“Going into this season, I really wasn’t even focusing on winning any awards. I just wanted to perform at my best,” Guischer said. “I think winning those awards last year in high school and now that I am pitching so well here, showed me how good I could become. I am very thankful to have everyone helping me along the way.”
Guischer amassed a 12-5 record with a 1.45 earned run average, while adding three shutouts.
The freshman phenom tossed 101 innings, struck out 151 batters and walked 50 in her 24 appearances.
She allowed two runs or less in 23 of her appearances, struck out 10 or more opposing batters five times and even added a no-hitter on March 8 in a mercy-ruled victory over Blue Mountain Community College.
Guischer said she was confident in her abilities coming in as young collegiate athlete, but admitted she was nervous as to how she would fare.

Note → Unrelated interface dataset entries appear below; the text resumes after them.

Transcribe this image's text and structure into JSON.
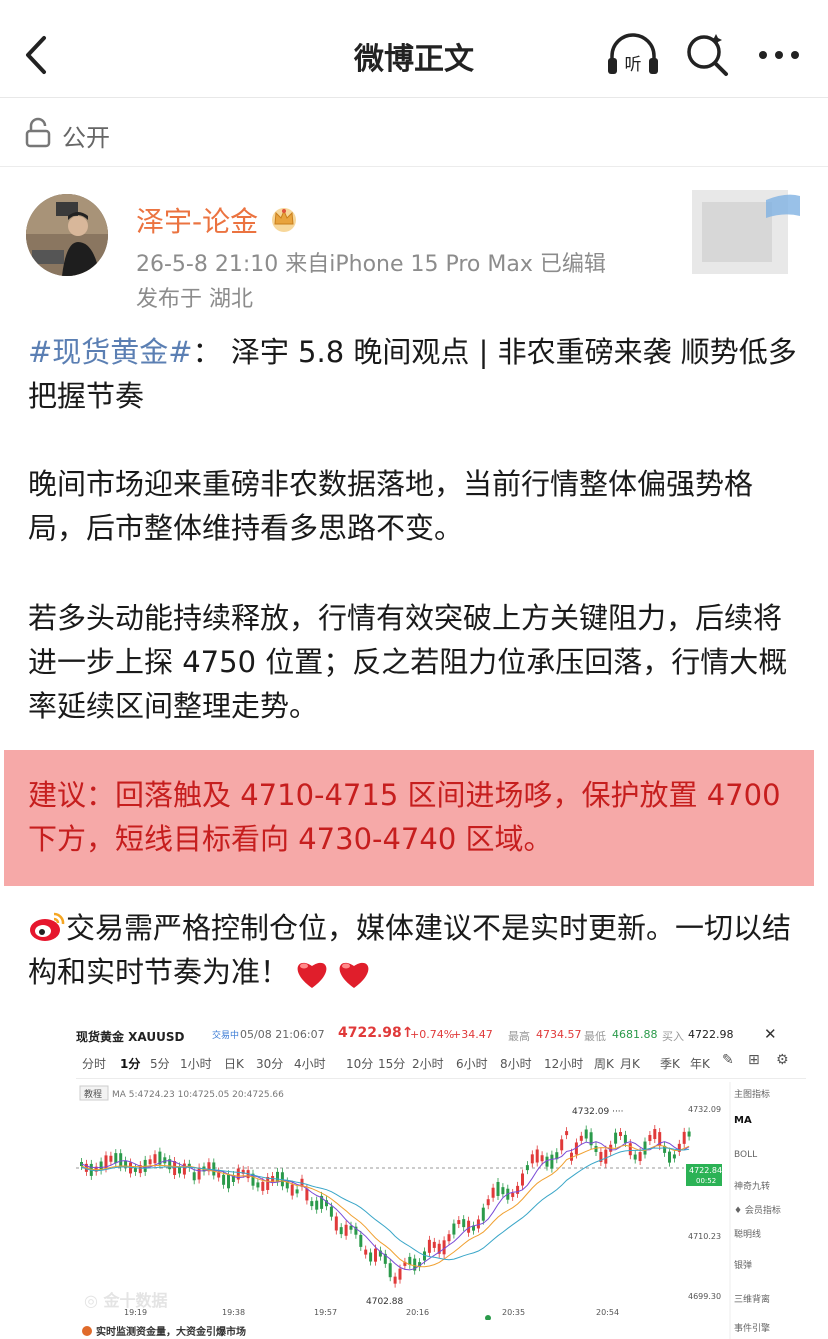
{
  "nav": {
    "title": "微博正文",
    "listen_label": "听"
  },
  "visibility": {
    "label": "公开"
  },
  "author": {
    "name": "泽宇-论金",
    "meta": "26-5-8 21:10  来自iPhone 15 Pro Max  已编辑",
    "location": "发布于 湖北"
  },
  "post": {
    "hashtag": "#现货黄金#",
    "title_rest": "：  泽宇 5.8 晚间观点 | 非农重磅来袭 顺势低多把握节奏",
    "para1": "晚间市场迎来重磅非农数据落地，当前行情整体偏强势格局，后市整体维持看多思路不变。",
    "para2": "若多头动能持续释放，行情有效突破上方关键阻力，后续将进一步上探 4750 位置；反之若阻力位承压回落，行情大概率延续区间整理走势。",
    "suggestion": "建议：回落触及 4710-4715 区间进场哆，保护放置 4700 下方，短线目标看向 4730-4740 区域。",
    "para4": "交易需严格控制仓位，媒体建议不是实时更新。一切以结构和实时节奏为准！"
  },
  "colors": {
    "author": "#eb7340",
    "hashtag": "#5b7fb3",
    "highlight_bg": "#f6a9a8",
    "highlight_text": "#c61e1e"
  },
  "chart_shot": {
    "symbol": "现货黄金 XAUUSD",
    "status": "交易中",
    "time": "05/08 21:06:07",
    "price": "4722.98↑",
    "change_pct": "+0.74%",
    "change": "+34.47",
    "high_label": "最高",
    "high": "4734.57",
    "low_label": "最低",
    "low": "4681.88",
    "buy_label": "买入",
    "buy": "4722.98",
    "intervals": [
      "分时",
      "1分",
      "5分",
      "1小时",
      "日K",
      "30分",
      "4小时",
      "10分",
      "15分",
      "2小时",
      "6小时",
      "8小时",
      "12小时",
      "周K",
      "月K",
      "季K",
      "年K"
    ],
    "tutorial": "教程",
    "ma_line": "MA 5:4724.23 10:4725.05 20:4725.66",
    "side_panel": [
      "主图指标",
      "MA",
      "BOLL",
      "神奇九转",
      "会员指标",
      "聪明线",
      "银弹",
      "三维背离",
      "事件引擎"
    ],
    "price_labels": [
      "4732.09",
      "4722.84",
      "00:52",
      "4710.23",
      "4699.30"
    ],
    "peak_label": "4732.09",
    "trough_label": "4702.88",
    "time_ticks": [
      "19:19",
      "19:38",
      "19:57",
      "20:16",
      "20:35",
      "20:54"
    ],
    "watermark": "金十数据",
    "footer": "实时监测资金量，大资金引爆市场"
  }
}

Her coach, Meadow McWhorter knew there was something special about Guischer from the first week of conditioning drills during winter term.
“It is a test to their mental toughness, heart and their ability overcome challenges,” McWhorter said. “This was her first week with the team and she really made a statement that first week. She finished every drill in the middle or near the front of the pack. Not once did she quit or not fully complete a drill. She earned the immediate respect of her teammates and her coaches.”
Guischer won her first three appearances, with the no-hitter coming in her third-career start.
From March 23 to April 16, the freshman went 2-4, but then won six games and had no losses in her final 10 times in the circle.
One of those games was a playoff tilt against Clackamas, where she allowed two hits, struck out seven and did not walk a batter in her complete-game performance, a 3-0 MHCC quarterfinal triumph.
That run ended in the last two rounds of the double-elimination playoffs, as MHCC lost 6-1 in the semifinals to Wenatchee Valley and then lost to eventual runner-up, Douglas Community College, 5-4.
With an already expanded pitching repertoire, Guischer has improved all aspects of her pitching game to added control, velocity, more movement and a new weapon in a rise-ball.
“That comes from coaching and some of the drills we have to do. It helped my arm strength,” Guischer said. “I have gained a lot of knowledge by pitching here. I think I can get better and better though.”
The Dalles Wahtonka softball coach Steve Garrett has seen Guischer throw since her 10U days all the way until college, so he knows the intricate details on what has given her success.
She joins a long line of former TDW players that have made the jump to college ball.
“I know she will continue to enjoy success as long as she demands excellence of herself,” Garrett said. “I think she knows what it takes to pitch at the next level and is doing the things necessary to get there. Her natural gifts, combined with a good work ethic and a love of the game will take her to the top.”
Aside from all of the accolades and awards, Guischer has had to try to balance school, social life and softball practice for many hours in a day.
She is working towards an associate of sciences degree where she would apply for a radiology program to become a radiology technologist.
“Compared to high school, it has been tough coming here and doing this sport,” Guischer said. “It is like a job almost. We have practice and then I come home late to do homework and then I get up early in the morning and do it all over again. We have study halls and so much support. It is a lot of work, but it is rewarding in the end.”
Now the real work begins for Guischer, as she tackles the NWAACC for her sophomore campaign.
She is no longer a secret.
Just like in a new season in the always-tough Columbia River Conference, the South region brings its challenges, so Guischer said she is not going into this next season thinking that she is better than anyone else – she wants to go out and put in her due diligence to get to that point again.
“I look forward to watching her continue to grow in the classroom, on the field and as a person,” McWhorter said. “She will be an influential leader for us next season.”